• What to produce:
Among the lines of the records below, copy those that hold the word "Invoice".

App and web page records
=== Begin Enclosure ===

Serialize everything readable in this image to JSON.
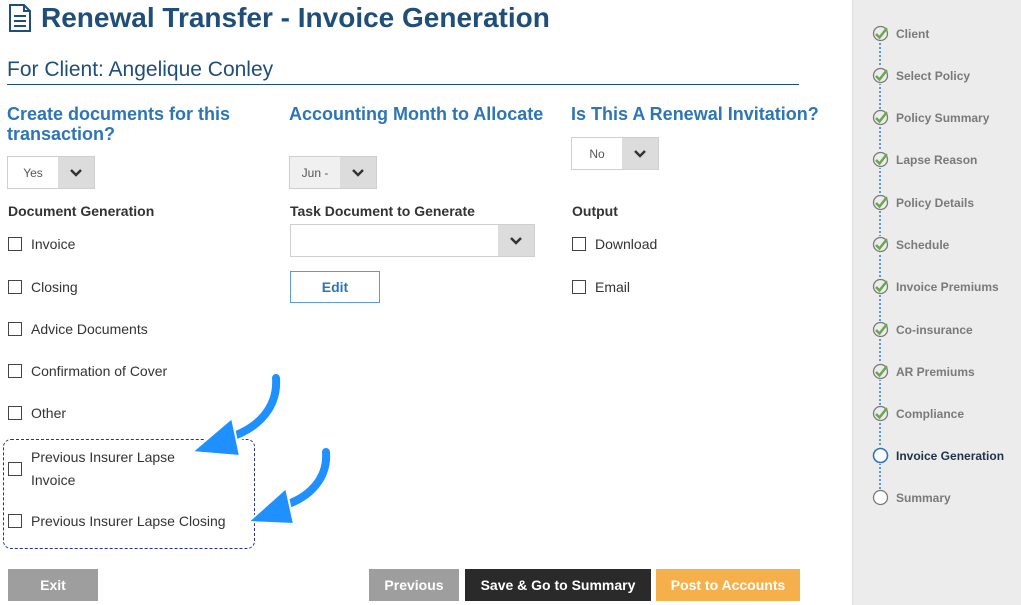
{
  "header": {
    "title": "Renewal Transfer - Invoice Generation",
    "client_line": "For Client: Angelique Conley"
  },
  "columns": {
    "create_docs": {
      "heading": "Create documents for this transaction?",
      "select_value": "Yes",
      "section_label": "Document Generation",
      "checkboxes": [
        {
          "label": "Invoice",
          "checked": false
        },
        {
          "label": "Closing",
          "checked": false
        },
        {
          "label": "Advice Documents",
          "checked": false
        },
        {
          "label": "Confirmation of Cover",
          "checked": false
        },
        {
          "label": "Other",
          "checked": false
        },
        {
          "label": "Previous Insurer Lapse Invoice",
          "checked": false
        },
        {
          "label": "Previous Insurer Lapse Closing",
          "checked": false
        }
      ]
    },
    "accounting_month": {
      "heading": "Accounting Month to Allocate",
      "select_value": "Jun -",
      "section_label": "Task Document to Generate",
      "task_select_value": "",
      "edit_label": "Edit"
    },
    "renewal_invitation": {
      "heading": "Is This A Renewal Invitation?",
      "select_value": "No",
      "section_label": "Output",
      "checkboxes": [
        {
          "label": "Download",
          "checked": false
        },
        {
          "label": "Email",
          "checked": false
        }
      ]
    }
  },
  "buttons": {
    "exit": "Exit",
    "previous": "Previous",
    "save_summary": "Save & Go to Summary",
    "post_accounts": "Post to Accounts"
  },
  "sidebar": {
    "steps": [
      {
        "label": "Client",
        "state": "done"
      },
      {
        "label": "Select Policy",
        "state": "done"
      },
      {
        "label": "Policy Summary",
        "state": "done"
      },
      {
        "label": "Lapse Reason",
        "state": "done"
      },
      {
        "label": "Policy Details",
        "state": "done"
      },
      {
        "label": "Schedule",
        "state": "done"
      },
      {
        "label": "Invoice Premiums",
        "state": "done"
      },
      {
        "label": "Co-insurance",
        "state": "done"
      },
      {
        "label": "AR Premiums",
        "state": "done"
      },
      {
        "label": "Compliance",
        "state": "done"
      },
      {
        "label": "Invoice Generation",
        "state": "active"
      },
      {
        "label": "Summary",
        "state": "pending"
      }
    ]
  },
  "colors": {
    "title": "#1f4e79",
    "heading": "#2e75b6",
    "check": "#6aa84f",
    "annotation_arrow": "#1e90ff",
    "post_button": "#f5b04c",
    "save_button": "#2a2a2a"
  }
}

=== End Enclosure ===

• Final answer:
    "title": "Renewal Transfer - Invoice Generation",
          "label": "Invoice",
          "label": "Previous Insurer Lapse Invoice",
        "label": "Invoice Premiums",
        "label": "Invoice Generation",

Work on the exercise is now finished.